Mark Beard, Jeff Briggs, Todd Germann and Joe Richards
May 31, 2012
through July 8, 2012
Carrie Haddad Gallery is pleased to announce its upcoming exhibition, “Four Painters”, featuring works from Mark Beard, Joe Richards, Jeff Briggs, and Todd Germann. The show is on view from May 31st through July 8th, 2012. An opening reception will be held on Saturday, June 2nd, from 6-8pm. All are invited to attend.
Mark Beard will be presenting all new works for this exhibit. Painting in the 1920s style of his imaginary gay great-uncle Bruce Sargeant, Beard creates images of athletes in various stages of dress and undress. This archly homoerotic, exquisitely rendered body of work is often exhibited alongside paintings by Bruce's circle of friends and associates: his classicist teacher Hippolyte-Alexandre Michallon, modernist lesbian best friend Edith Thayer Cromwell, abstract expressionist art-school rival Brechtholdt Streeruwitz, and the politically charged art pupil Peter Coulter, who was taught briefly by Thayer Cromwell and Streeruwitz. The style of each of these artists is individual, brilliant and true. Mark Beard is unprecedented, but not singular. Accomplished in every medium, he is more than a complete artist - he is at least five. Mark Beard grew up in Salt Lake City, Utah but soon escaped to New York, where is lives and works today. He has designed over 20 theatrical sets and his paintings are in the permanent collections of the Metropolitan Museum of Art, the Whitney Museum of American Art, the Museum of Modern Art, the National Gallery in Washington D.C., as well as Harvard, Yale and Princeton Universities. His work is also featured on the walls of Abercrombie and Fitch flagship stores worldwide, with the most recent in Milan.
Joseph Richards was born in Des Moines, Iowa. Upon his high school graduation, he bought a train ticket for Chicago and embarked on a career in art. At night he attended the Mizen Academy and during the day he worked at a men's clothing store. In 1942, he enlisted in the U.S. Navy and served in the Pacific Theater as a signalman. After returning to Chicago he enrolled at the American Academy of Art and later studied at the Pennsylvania Academy of Fine Arts. He eventually settled in New York City, where he soon met Ivan Karp at the OK Harris Gallery who successfully exhibited his realistic paintings from that day forward. Richards painted functional objects, such as locomotives, cranes and anchors, in which he found beauty because of their color, texture and form. His large canvases were shown in many shows over the years in New York City, Scottsdale AZ, and Washington DC and many of his pieces can be found in the corporate collections of Mobile, AMOCO, and United Airlines. Richards moved to Columbia County 20 years ago and enjoyed painting in his well-lit, glassy studio. During the winter months, he took full advantage of Hunter Mountain’s ski for free program for enthusiasts over 70. Richards died at his home in Hillsdale, NY in 2007 and he is greatly missed.

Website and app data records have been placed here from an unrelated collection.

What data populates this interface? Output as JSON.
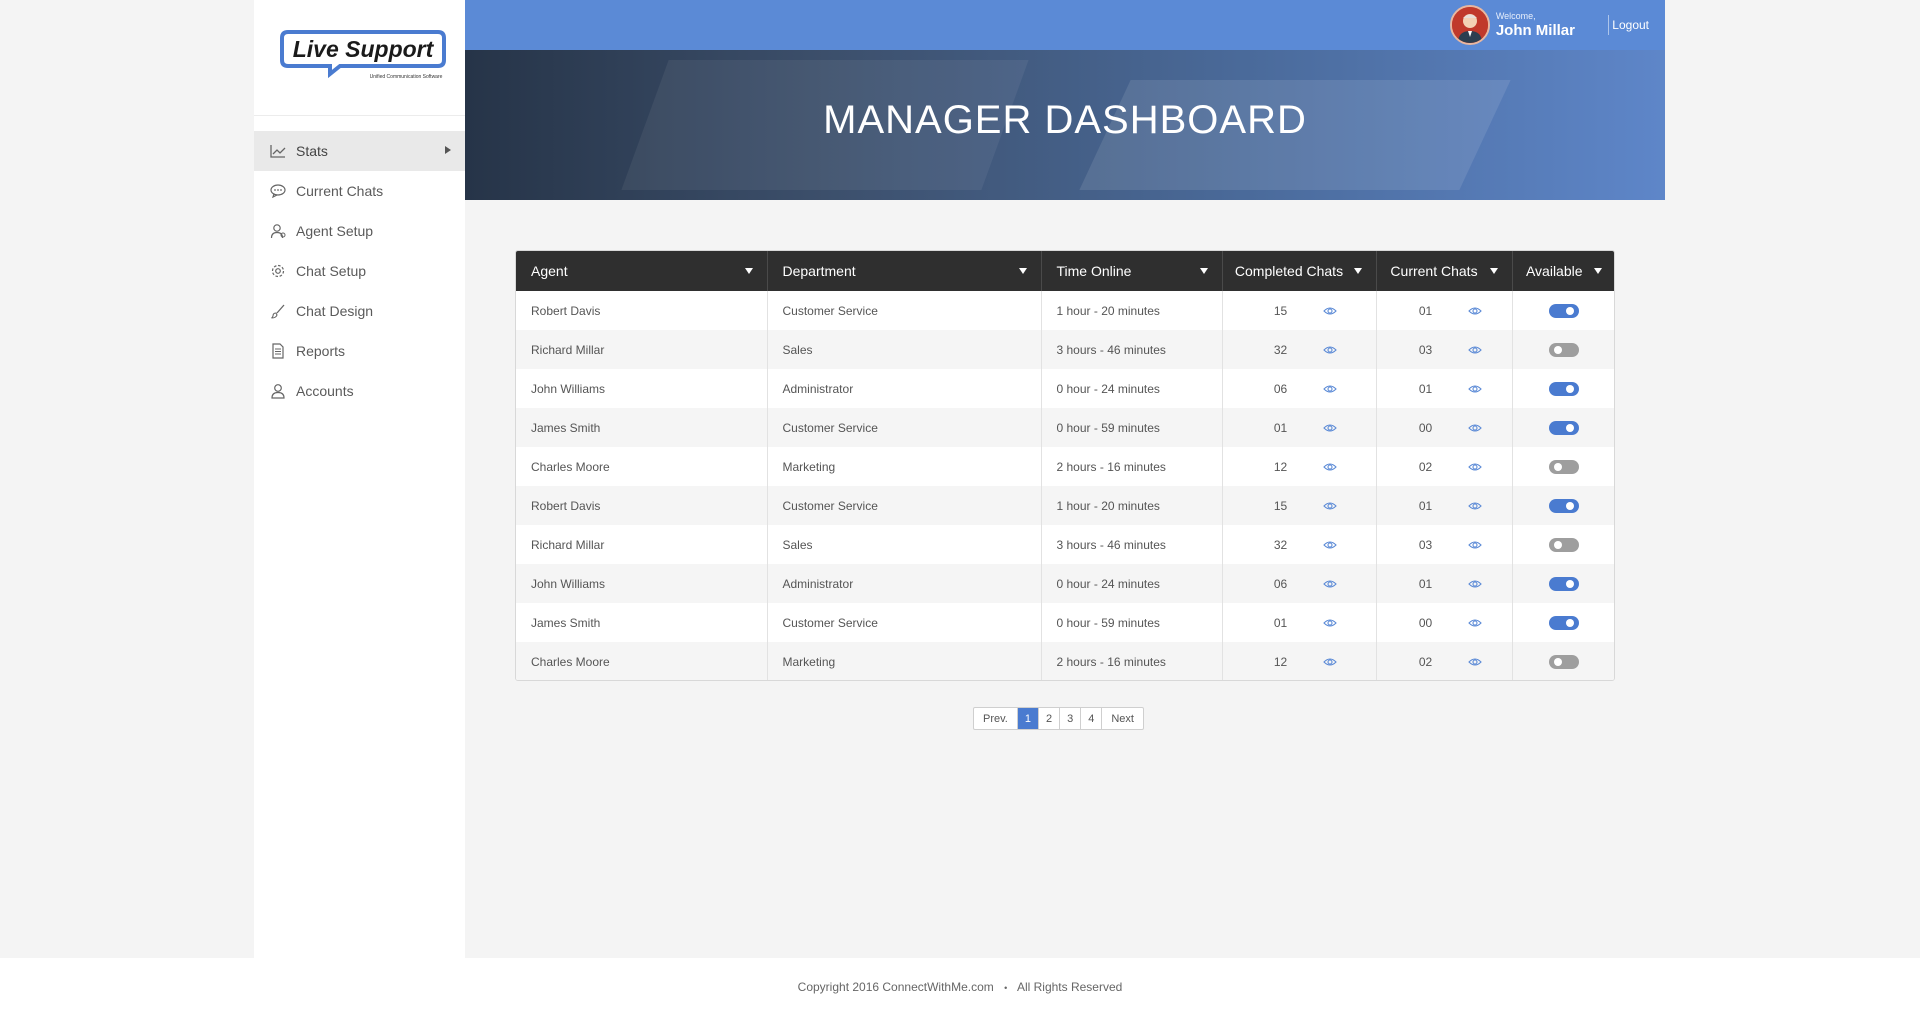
{
  "brand": {
    "name": "Live Support",
    "tagline": "Unified Communication Software"
  },
  "sidebar": {
    "items": [
      {
        "label": "Stats",
        "icon": "chart-icon",
        "active": true
      },
      {
        "label": "Current Chats",
        "icon": "chat-bubble-icon",
        "active": false
      },
      {
        "label": "Agent Setup",
        "icon": "agent-icon",
        "active": false
      },
      {
        "label": "Chat Setup",
        "icon": "gear-icon",
        "active": false
      },
      {
        "label": "Chat Design",
        "icon": "brush-icon",
        "active": false
      },
      {
        "label": "Reports",
        "icon": "document-icon",
        "active": false
      },
      {
        "label": "Accounts",
        "icon": "user-icon",
        "active": false
      }
    ]
  },
  "header": {
    "welcome": "Welcome,",
    "user_name": "John Millar",
    "logout": "Logout"
  },
  "hero": {
    "title": "MANAGER DASHBOARD"
  },
  "table": {
    "columns": [
      "Agent",
      "Department",
      "Time Online",
      "Completed Chats",
      "Current Chats",
      "Available"
    ],
    "rows": [
      {
        "agent": "Robert Davis",
        "department": "Customer Service",
        "time_online": "1 hour  -  20 minutes",
        "completed": "15",
        "current": "01",
        "available": true
      },
      {
        "agent": "Richard Millar",
        "department": "Sales",
        "time_online": "3 hours  -  46 minutes",
        "completed": "32",
        "current": "03",
        "available": false
      },
      {
        "agent": "John Williams",
        "department": "Administrator",
        "time_online": "0 hour  -  24 minutes",
        "completed": "06",
        "current": "01",
        "available": true
      },
      {
        "agent": "James Smith",
        "department": "Customer Service",
        "time_online": "0 hour  -  59 minutes",
        "completed": "01",
        "current": "00",
        "available": true
      },
      {
        "agent": "Charles Moore",
        "department": "Marketing",
        "time_online": "2 hours  -  16 minutes",
        "completed": "12",
        "current": "02",
        "available": false
      },
      {
        "agent": "Robert Davis",
        "department": "Customer Service",
        "time_online": "1 hour  -  20 minutes",
        "completed": "15",
        "current": "01",
        "available": true
      },
      {
        "agent": "Richard Millar",
        "department": "Sales",
        "time_online": "3 hours  -  46 minutes",
        "completed": "32",
        "current": "03",
        "available": false
      },
      {
        "agent": "John Williams",
        "department": "Administrator",
        "time_online": "0 hour  -  24 minutes",
        "completed": "06",
        "current": "01",
        "available": true
      },
      {
        "agent": "James Smith",
        "department": "Customer Service",
        "time_online": "0 hour  -  59 minutes",
        "completed": "01",
        "current": "00",
        "available": true
      },
      {
        "agent": "Charles Moore",
        "department": "Marketing",
        "time_online": "2 hours  -  16 minutes",
        "completed": "12",
        "current": "02",
        "available": false
      }
    ]
  },
  "pagination": {
    "prev": "Prev.",
    "pages": [
      "1",
      "2",
      "3",
      "4"
    ],
    "current": "1",
    "next": "Next"
  },
  "footer": {
    "copyright": "Copyright 2016 ConnectWithMe.com",
    "separator": "•",
    "rights": "All Rights Reserved"
  },
  "colors": {
    "accent": "#5b8ad6",
    "toggle_on": "#4a7bd0",
    "toggle_off": "#9e9e9e",
    "table_header": "#2f2f2f",
    "eye_icon": "#5b8ad6"
  }
}
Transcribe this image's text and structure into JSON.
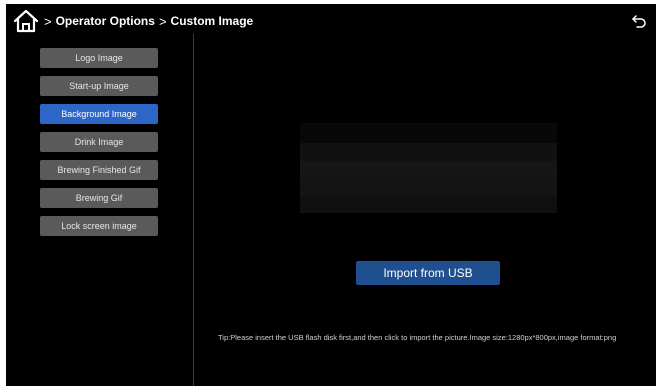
{
  "header": {
    "breadcrumb": [
      "Operator Options",
      "Custom Image"
    ],
    "home_icon": "home-icon",
    "back_icon": "return-arrow-icon"
  },
  "sidebar": {
    "items": [
      {
        "label": "Logo Image",
        "active": false
      },
      {
        "label": "Start-up Image",
        "active": false
      },
      {
        "label": "Background Image",
        "active": true
      },
      {
        "label": "Drink Image",
        "active": false
      },
      {
        "label": "Brewing Finished Gif",
        "active": false
      },
      {
        "label": "Brewing Gif",
        "active": false
      },
      {
        "label": "Lock screen image",
        "active": false
      }
    ]
  },
  "main": {
    "import_label": "Import from USB",
    "tip": "Tip:Please insert the USB flash disk first,and then click to import the picture.Image size:1280px*800px,image format:png"
  },
  "colors": {
    "active": "#2c67c7",
    "button": "#5a5a5a",
    "import": "#1f4f8e",
    "background": "#000000"
  }
}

Jeff Briggs' “pointillist” paintings combine notions and responses towards and away from visual/auditory landscapes. Interested in the way that sound might be represented through color and rhythmic mark making, "My aim", says Briggs, "is to create work that makes a resonant hum." Near-round marks create robust depth and buzzing movement and in their distinctness, give the paintings a collage-like quality. Yet the casualness rooted in the work’s affinity to collage competes with striking precision and deliberateness, as evidenced by the clarity of each mark and Briggs’ acute sensitivity to color. These works evoke the pointillistic painting technique pioneered by George Seurat only to subvert it with the grace and subtlety characteristic of Briggs’ practice. Briggs studied at Massachusetts College of Art and SUNY Purchase, and is currently based in Boston, MA. His work has been shown at numerous galleries throughout the Northeast.
Formally educated as an architect, Todd Germann is a completely self taught painter. His method is one of reaction, whether a free-form line, a rigid architectural pencil line, a form, a color or a texture - the paintings are never predetermined. They come about from creating a ‘landscape’ of texture and color, and then reacting to that design base with a number of elements - large swatches of paint, forms taped off to be revealed, and precise lines. The result is a harmonious composition of color, form, and line. This is the first time Todd Germann will be exhibiting at Carrie Haddad Gallery.